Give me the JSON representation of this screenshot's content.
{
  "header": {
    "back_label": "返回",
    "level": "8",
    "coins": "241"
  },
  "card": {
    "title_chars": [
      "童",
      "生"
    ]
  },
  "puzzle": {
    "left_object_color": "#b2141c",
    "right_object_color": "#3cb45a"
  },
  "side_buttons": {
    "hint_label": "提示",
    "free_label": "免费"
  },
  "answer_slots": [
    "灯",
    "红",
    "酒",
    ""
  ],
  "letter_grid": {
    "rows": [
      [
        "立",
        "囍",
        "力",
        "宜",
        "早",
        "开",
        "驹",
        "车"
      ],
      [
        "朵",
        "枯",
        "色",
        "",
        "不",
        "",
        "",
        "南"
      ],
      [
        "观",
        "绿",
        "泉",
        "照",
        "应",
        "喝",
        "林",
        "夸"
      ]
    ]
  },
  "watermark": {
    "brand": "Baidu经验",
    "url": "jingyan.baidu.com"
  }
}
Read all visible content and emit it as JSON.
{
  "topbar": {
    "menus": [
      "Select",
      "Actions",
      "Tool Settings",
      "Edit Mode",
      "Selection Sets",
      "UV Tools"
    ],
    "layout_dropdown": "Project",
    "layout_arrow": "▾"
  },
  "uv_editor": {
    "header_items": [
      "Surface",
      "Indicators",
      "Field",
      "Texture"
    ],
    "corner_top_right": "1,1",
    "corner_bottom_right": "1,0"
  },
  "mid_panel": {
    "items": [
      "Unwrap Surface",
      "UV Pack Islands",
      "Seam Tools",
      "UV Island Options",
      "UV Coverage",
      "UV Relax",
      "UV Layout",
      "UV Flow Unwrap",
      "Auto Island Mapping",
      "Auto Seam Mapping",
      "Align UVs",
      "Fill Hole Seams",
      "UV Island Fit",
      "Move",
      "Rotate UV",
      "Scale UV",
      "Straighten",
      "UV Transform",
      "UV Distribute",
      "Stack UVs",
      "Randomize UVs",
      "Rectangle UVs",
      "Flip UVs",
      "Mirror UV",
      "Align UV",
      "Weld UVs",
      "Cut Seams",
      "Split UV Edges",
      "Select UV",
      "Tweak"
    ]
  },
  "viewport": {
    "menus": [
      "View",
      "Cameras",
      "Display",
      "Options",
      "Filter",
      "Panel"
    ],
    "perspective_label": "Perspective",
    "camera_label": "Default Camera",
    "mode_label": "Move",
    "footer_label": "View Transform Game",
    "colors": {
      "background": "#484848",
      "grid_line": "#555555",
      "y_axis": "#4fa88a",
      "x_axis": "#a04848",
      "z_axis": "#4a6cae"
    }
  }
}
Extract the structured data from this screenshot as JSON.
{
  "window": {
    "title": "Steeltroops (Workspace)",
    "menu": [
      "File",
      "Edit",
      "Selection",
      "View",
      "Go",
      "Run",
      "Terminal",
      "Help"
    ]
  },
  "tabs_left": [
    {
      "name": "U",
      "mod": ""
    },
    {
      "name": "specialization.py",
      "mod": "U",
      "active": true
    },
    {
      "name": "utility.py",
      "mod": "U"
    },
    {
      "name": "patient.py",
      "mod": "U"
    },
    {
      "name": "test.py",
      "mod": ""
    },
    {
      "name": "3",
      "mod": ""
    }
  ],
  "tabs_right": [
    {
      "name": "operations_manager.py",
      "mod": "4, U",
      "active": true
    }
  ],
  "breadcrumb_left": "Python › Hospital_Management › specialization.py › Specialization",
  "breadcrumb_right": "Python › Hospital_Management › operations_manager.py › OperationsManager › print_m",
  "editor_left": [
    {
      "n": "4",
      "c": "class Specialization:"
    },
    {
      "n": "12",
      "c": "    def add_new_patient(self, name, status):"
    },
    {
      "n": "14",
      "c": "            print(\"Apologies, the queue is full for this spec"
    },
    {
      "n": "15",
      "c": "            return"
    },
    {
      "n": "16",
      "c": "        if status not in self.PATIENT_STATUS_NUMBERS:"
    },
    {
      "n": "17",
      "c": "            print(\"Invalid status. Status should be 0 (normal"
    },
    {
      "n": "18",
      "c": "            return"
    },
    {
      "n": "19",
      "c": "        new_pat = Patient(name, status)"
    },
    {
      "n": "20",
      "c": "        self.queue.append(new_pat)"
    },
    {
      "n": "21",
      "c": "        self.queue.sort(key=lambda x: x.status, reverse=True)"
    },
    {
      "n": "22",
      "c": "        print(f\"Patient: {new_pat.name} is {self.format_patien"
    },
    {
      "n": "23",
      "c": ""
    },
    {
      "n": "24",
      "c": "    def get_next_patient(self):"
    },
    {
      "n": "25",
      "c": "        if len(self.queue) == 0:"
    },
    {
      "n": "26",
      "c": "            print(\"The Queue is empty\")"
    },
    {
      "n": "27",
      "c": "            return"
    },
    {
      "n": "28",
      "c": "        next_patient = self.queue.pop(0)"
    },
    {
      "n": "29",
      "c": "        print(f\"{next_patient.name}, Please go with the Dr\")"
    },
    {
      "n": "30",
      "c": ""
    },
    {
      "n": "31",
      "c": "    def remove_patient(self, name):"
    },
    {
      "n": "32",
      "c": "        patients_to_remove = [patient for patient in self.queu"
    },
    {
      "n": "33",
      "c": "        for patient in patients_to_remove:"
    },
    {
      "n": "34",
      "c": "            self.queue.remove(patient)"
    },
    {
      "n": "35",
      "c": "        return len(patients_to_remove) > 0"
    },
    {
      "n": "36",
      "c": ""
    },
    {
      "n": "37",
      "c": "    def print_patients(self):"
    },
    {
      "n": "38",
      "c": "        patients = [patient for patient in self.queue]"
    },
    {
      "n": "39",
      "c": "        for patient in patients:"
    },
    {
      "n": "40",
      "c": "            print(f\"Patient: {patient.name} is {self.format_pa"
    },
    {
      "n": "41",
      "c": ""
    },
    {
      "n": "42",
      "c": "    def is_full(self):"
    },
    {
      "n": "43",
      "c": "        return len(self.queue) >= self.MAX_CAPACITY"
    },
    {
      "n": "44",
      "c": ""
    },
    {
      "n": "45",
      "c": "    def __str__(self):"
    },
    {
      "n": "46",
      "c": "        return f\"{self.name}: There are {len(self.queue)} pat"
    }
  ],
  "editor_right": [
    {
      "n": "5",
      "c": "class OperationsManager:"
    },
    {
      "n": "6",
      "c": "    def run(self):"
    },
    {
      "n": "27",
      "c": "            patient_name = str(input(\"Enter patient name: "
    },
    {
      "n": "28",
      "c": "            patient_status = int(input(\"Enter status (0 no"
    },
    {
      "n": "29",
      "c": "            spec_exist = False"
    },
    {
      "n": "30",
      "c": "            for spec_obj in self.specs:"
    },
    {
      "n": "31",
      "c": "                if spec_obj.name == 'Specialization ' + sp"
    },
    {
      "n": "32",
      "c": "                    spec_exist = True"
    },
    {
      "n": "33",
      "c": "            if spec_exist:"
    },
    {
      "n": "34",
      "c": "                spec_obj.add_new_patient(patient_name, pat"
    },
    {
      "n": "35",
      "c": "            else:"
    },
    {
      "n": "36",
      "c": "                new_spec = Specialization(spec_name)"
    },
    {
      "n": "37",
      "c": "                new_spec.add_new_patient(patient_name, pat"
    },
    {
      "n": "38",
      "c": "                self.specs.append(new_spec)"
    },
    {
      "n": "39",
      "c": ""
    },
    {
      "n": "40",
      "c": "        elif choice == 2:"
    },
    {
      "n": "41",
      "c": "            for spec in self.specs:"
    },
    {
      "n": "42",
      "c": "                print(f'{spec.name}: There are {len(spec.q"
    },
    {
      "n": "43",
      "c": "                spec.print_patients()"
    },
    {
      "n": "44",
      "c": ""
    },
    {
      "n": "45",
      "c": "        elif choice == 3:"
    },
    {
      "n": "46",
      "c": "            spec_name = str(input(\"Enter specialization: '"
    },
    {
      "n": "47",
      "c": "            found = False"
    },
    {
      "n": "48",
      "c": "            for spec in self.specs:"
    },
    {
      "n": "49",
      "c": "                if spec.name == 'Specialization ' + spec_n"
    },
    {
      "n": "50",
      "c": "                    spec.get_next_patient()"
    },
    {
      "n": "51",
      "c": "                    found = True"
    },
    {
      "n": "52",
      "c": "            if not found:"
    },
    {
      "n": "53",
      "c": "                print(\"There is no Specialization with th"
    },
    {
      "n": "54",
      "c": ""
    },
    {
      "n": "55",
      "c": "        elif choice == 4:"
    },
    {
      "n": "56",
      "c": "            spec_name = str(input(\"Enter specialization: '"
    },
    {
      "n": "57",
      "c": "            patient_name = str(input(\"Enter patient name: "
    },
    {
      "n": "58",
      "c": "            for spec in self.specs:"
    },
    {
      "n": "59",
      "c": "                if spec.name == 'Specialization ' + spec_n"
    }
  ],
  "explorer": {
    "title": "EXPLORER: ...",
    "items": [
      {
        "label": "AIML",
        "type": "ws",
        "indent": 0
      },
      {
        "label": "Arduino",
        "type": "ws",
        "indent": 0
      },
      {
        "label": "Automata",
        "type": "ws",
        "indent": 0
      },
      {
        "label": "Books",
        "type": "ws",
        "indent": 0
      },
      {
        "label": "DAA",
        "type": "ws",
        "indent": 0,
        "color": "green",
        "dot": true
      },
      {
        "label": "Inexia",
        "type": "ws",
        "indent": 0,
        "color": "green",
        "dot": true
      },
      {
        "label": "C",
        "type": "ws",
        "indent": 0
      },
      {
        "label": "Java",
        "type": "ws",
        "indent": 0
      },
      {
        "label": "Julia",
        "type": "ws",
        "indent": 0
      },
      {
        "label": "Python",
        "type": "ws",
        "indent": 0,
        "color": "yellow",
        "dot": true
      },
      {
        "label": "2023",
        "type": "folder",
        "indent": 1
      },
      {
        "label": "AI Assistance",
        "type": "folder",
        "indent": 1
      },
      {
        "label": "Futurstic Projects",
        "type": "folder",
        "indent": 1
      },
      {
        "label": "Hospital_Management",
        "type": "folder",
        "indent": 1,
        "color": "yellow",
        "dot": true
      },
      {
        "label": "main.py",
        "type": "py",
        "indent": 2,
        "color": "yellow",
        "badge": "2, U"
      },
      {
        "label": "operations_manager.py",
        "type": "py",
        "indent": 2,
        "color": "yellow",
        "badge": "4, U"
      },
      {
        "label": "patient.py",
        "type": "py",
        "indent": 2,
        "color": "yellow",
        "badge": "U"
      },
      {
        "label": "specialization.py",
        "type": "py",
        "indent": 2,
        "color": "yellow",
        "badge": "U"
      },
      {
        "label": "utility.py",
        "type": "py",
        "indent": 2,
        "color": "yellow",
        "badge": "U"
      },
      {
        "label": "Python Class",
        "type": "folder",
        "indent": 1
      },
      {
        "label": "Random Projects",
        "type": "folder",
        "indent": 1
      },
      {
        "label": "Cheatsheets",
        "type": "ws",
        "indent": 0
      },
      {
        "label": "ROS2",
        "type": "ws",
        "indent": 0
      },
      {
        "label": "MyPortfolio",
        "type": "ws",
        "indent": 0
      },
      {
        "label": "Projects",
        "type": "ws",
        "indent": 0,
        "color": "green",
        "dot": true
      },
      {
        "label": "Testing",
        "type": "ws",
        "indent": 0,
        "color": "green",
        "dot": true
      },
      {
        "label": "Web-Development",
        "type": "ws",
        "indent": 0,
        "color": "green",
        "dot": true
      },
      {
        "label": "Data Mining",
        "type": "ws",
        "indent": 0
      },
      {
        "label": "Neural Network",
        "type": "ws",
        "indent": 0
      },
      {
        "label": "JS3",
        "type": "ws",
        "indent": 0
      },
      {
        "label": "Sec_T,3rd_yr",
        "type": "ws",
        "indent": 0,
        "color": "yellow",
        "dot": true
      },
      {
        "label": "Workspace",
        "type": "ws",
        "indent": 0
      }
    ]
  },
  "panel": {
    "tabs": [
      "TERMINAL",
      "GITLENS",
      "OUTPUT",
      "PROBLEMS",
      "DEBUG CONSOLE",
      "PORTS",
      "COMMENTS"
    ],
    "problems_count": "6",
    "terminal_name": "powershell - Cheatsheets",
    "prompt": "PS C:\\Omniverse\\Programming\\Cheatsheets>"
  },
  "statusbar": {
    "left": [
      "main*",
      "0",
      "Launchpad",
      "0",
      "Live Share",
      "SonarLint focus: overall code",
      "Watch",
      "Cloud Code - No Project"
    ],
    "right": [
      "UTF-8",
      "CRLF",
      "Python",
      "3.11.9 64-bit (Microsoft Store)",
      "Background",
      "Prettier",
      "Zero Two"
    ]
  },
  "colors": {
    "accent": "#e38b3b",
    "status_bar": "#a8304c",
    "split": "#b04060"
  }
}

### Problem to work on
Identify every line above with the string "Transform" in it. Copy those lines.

### Answer box
      "UV Transform",
    "footer_label": "View Transform Game",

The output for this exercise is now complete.